The Yavapai Humane Society (YHS) is celebrating its 42nd anniversary, and we hope to further expand our “no-kill” ethic in 2014. Many still ask what no-kill means, while others ask if it is even possible.
I define “no-kill” as applying the same criteria to deciding a shelter animal’s fate that a devoted pet owner or conscientious veterinarian would apply to a beloved pet. That is, healthy and treatable animals are not killed simply because we lack the resources to care for them.
YHS is not a no-kill shelter; however, since the YHS Board of Directors and management team embraced the “no-kill ethic” in July 2010, we achieved a 93 percent decrease in shelter killing. If no-kill were an Olympic event we would no doubt rejoice in our success. However, while achieving no-kill is similar to an Olympic moment, sustaining no-kill is a marathon – and each day presents many life-and-death challenges to continue to hold the line.
YHS is the largest animal rescue organization in northern Arizona. We are increasingly known for our many life-saving programs, which are responsible for making central and western Yavapai County the safest region for pets in the United States.
So effective are our life-saving programs that often the only animals most at risk of euthanasia or delayed care are those with medical issues we are challenged to diagnose because we lack the necessary blood analysis equipment.
Consequently, YHS must rely on local labs to provide these services at considerable cost. Often YHS just can’t afford these lifesaving services, and when we can it requires YHS staff or volunteers to spend precious time transporting samples to the lab and awaiting results. Many times an animal doesn’t have the time it takes to get those results.
Historically, YHS euthanized suffering animals when we were unable to determine the full extent of an illness. If YHS had a blood analysis machine the likelihood of a rescued sick pet’s survival would increase exponentially.
To ensure every ill animal that YHS rescues has a fighting chance at quality life requires this equipment on-site. This vital equipment will allow YHS to treat these critical needs animals efficiently and humanely – and it will save more lives.
In just the first quarter of 2014, YHS submitted 55 samples to local labs for analysis at an average cost of about $65. The cost for this equipment is about $20,000. If YHS had this equipment on site it would pay for itself 18 months.
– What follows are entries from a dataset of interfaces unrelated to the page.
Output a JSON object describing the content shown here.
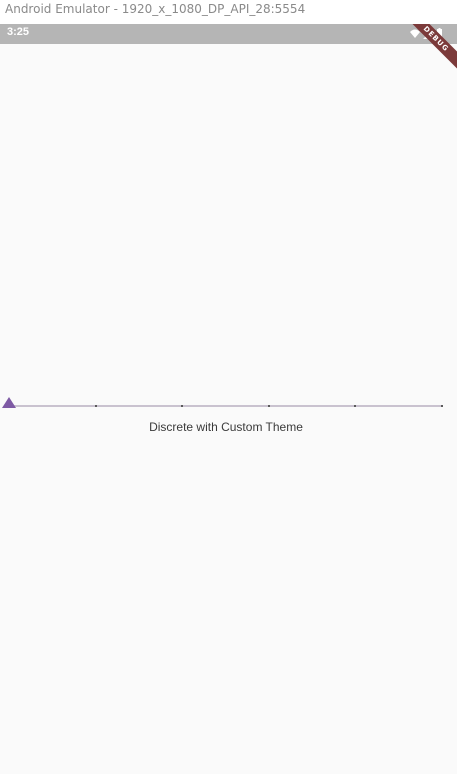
{
  "window": {
    "title": "Android Emulator - 1920_x_1080_DP_API_28:5554"
  },
  "status_bar": {
    "time": "3:25",
    "icons": [
      "wifi-icon",
      "signal-icon",
      "battery-icon"
    ]
  },
  "debug_banner": {
    "label": "DEBUG",
    "color": "#7b3a3a"
  },
  "slider": {
    "value": 0,
    "min": 0,
    "max": 5,
    "divisions": 5,
    "thumb_shape": "triangle",
    "thumb_color": "#7e5aa4",
    "track_color": "#c9c2cf",
    "caption": "Discrete with Custom Theme"
  }
}
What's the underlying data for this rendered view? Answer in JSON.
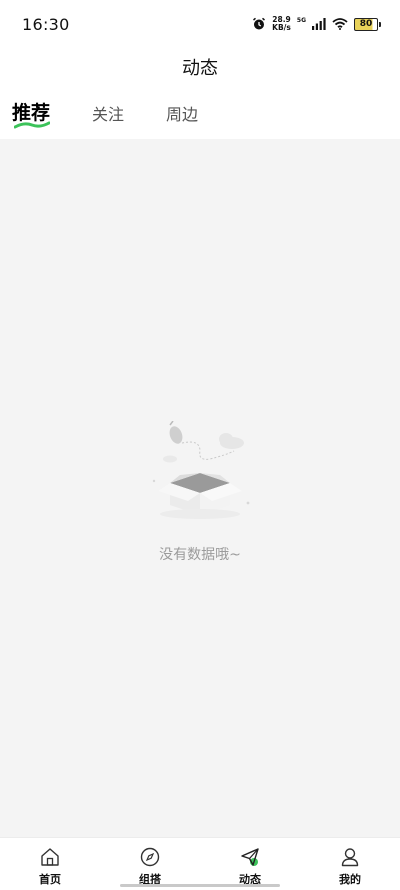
{
  "status_bar": {
    "time": "16:30",
    "net_speed_value": "28.9",
    "net_speed_unit": "KB/s",
    "net_type": "5G",
    "battery": "80",
    "icons": [
      "alarm-icon",
      "signal-icon",
      "wifi-icon",
      "battery-icon"
    ]
  },
  "header": {
    "title": "动态"
  },
  "tabs": [
    {
      "label": "推荐",
      "active": true
    },
    {
      "label": "关注",
      "active": false
    },
    {
      "label": "周边",
      "active": false
    }
  ],
  "empty_state": {
    "text": "没有数据哦~"
  },
  "tabbar": [
    {
      "label": "首页",
      "icon": "home-icon"
    },
    {
      "label": "组搭",
      "icon": "compass-icon"
    },
    {
      "label": "动态",
      "icon": "paper-plane-icon",
      "active": true
    },
    {
      "label": "我的",
      "icon": "profile-icon"
    }
  ],
  "colors": {
    "accent": "#3cc35a",
    "background": "#f4f4f4",
    "empty_text": "#9b9b9b"
  }
}
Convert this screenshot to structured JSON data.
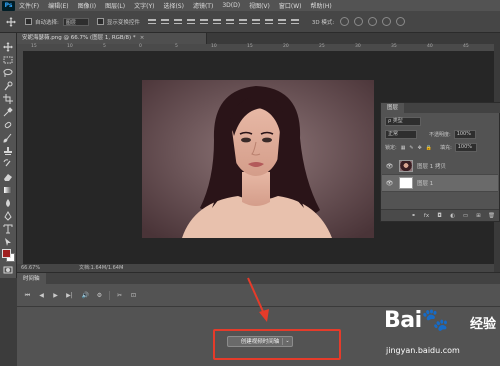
{
  "menu": {
    "app_logo": "Ps",
    "items": [
      "文件(F)",
      "编辑(E)",
      "图像(I)",
      "图层(L)",
      "文字(Y)",
      "选择(S)",
      "滤镜(T)",
      "3D(D)",
      "视图(V)",
      "窗口(W)",
      "帮助(H)"
    ]
  },
  "options_bar": {
    "auto_select_label": "自动选择:",
    "auto_select_value": "图层",
    "show_transform_label": "显示变换控件",
    "mode_3d_label": "3D 模式:"
  },
  "document": {
    "tab_title": "安妮海瑟薇.png @ 66.7% (图层 1, RGB/8) *",
    "close_glyph": "×",
    "ruler_numbers": [
      "15",
      "10",
      "5",
      "0",
      "5",
      "10",
      "15",
      "20",
      "25",
      "30",
      "35",
      "40",
      "45"
    ],
    "zoom": "66.67%",
    "doc_size": "文档:1.64M/1.64M",
    "status_arrow": "›"
  },
  "layers_panel": {
    "tab": "图层",
    "filter_label": "ρ 类型",
    "blend_mode": "正常",
    "opacity_label": "不透明度:",
    "opacity_value": "100%",
    "lock_label": "锁定:",
    "fill_label": "填充:",
    "fill_value": "100%",
    "layers": [
      {
        "name": "图层 1 拷贝",
        "visible_glyph": "👁",
        "thumb": "photo",
        "selected": false
      },
      {
        "name": "图层 1",
        "visible_glyph": "👁",
        "thumb": "white",
        "selected": true
      }
    ],
    "footer_icons": [
      "link-icon",
      "fx-icon",
      "mask-icon",
      "adjustment-icon",
      "group-icon",
      "new-layer-icon",
      "trash-icon"
    ],
    "footer_glyphs": [
      "⚭",
      "fx",
      "◘",
      "◐",
      "▭",
      "⊞",
      "🗑"
    ]
  },
  "timeline": {
    "tab": "时间轴",
    "controls": [
      "⏮",
      "◀",
      "▶",
      "▶|",
      "🔊",
      "⚙",
      "✂",
      "⊡"
    ],
    "create_button_label": "创建视频时间轴",
    "dropdown_glyph": "⌄"
  },
  "colors": {
    "foreground": "#a02020",
    "background": "#ffffff",
    "highlight": "#e53b2a"
  },
  "watermark": {
    "brand": "Bai",
    "brand_suffix": "百",
    "cn": "经验",
    "url": "jingyan.baidu.com"
  }
}
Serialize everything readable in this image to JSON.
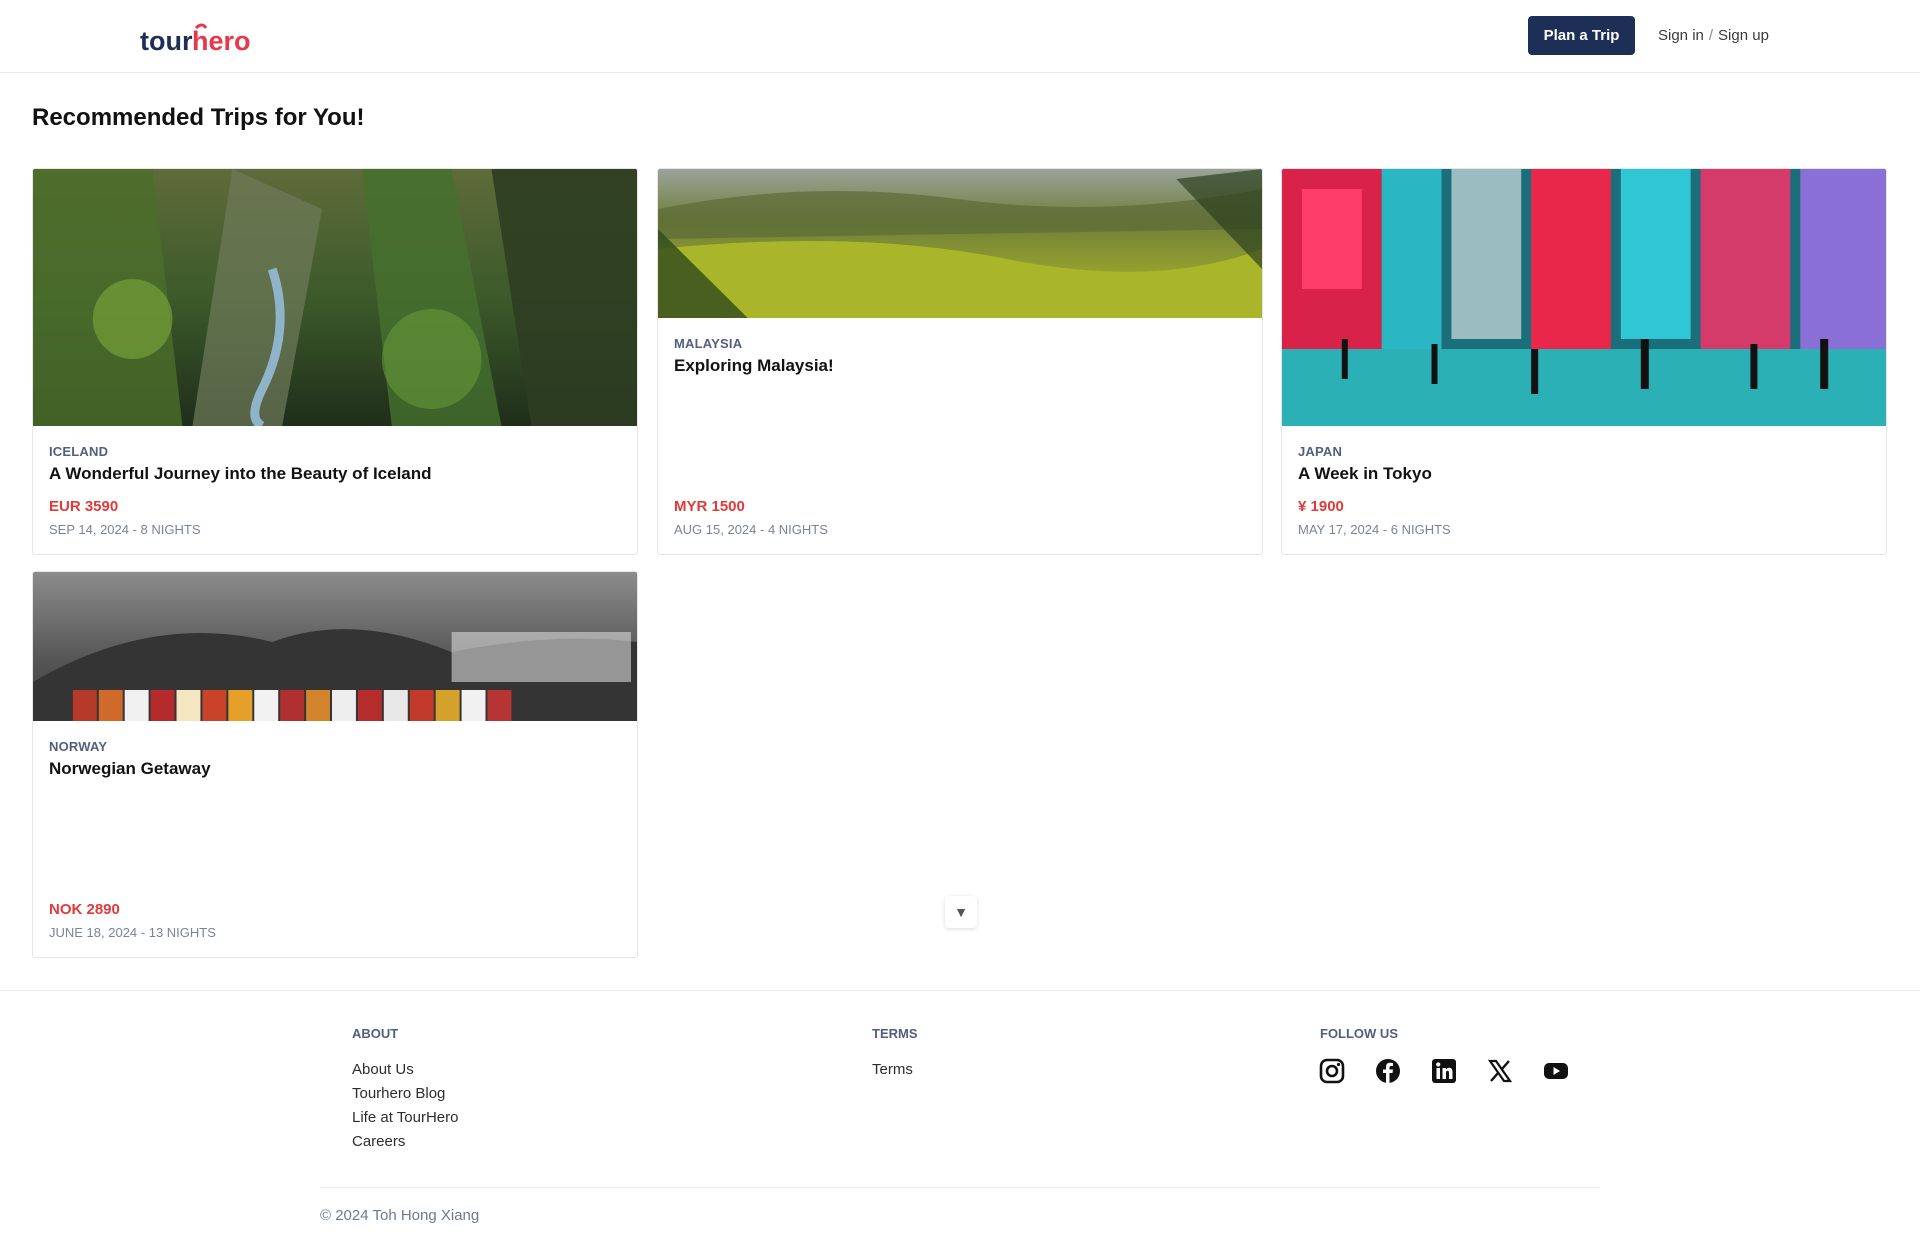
{
  "header": {
    "logo_text": "tourhero",
    "plan_trip_label": "Plan a Trip",
    "sign_in_label": "Sign in",
    "separator": "/",
    "sign_up_label": "Sign up"
  },
  "main": {
    "title": "Recommended Trips for You!",
    "trips": [
      {
        "country": "ICELAND",
        "title": "A Wonderful Journey into the Beauty of Iceland",
        "price": "EUR 3590",
        "date": "SEP 14, 2024 - 8 NIGHTS"
      },
      {
        "country": "MALAYSIA",
        "title": "Exploring Malaysia!",
        "price": "MYR 1500",
        "date": "AUG 15, 2024 - 4 NIGHTS"
      },
      {
        "country": "JAPAN",
        "title": "A Week in Tokyo",
        "price": "¥ 1900",
        "date": "MAY 17, 2024 - 6 NIGHTS"
      },
      {
        "country": "NORWAY",
        "title": "Norwegian Getaway",
        "price": "NOK 2890",
        "date": "JUNE 18, 2024 - 13 NIGHTS"
      }
    ]
  },
  "footer": {
    "about_heading": "ABOUT",
    "about_links": [
      "About Us",
      "Tourhero Blog",
      "Life at TourHero",
      "Careers"
    ],
    "terms_heading": "TERMS",
    "terms_links": [
      "Terms"
    ],
    "follow_heading": "FOLLOW US",
    "social_icons": [
      "instagram-icon",
      "facebook-icon",
      "linkedin-icon",
      "x-icon",
      "youtube-icon"
    ],
    "copyright": "© 2024 Toh Hong Xiang"
  },
  "colors": {
    "brand_navy": "#1d2f56",
    "brand_red": "#e8374c",
    "price_red": "#e03a3a"
  }
}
This is YHS’s 42nd Anniversary. If 42 individuals could find it in their heart to give $475, YHS could secure this equipment this year. What a 42 Anniversary present for our community’s neediest animals!
If you are able to help in this life-saving effort, please mail your donation to the Yavapai Humane Society’s STAR (Special Treatment And Recovery) Program.
If you can’t afford $475, any gift towards this essential need will be greatly appreciated. Any monies above the $20,000 will go to the STAR program which provides critical medical care to sick and injured homeless animals.
Ed Boks is the executive director of the Yavapai Humane Society.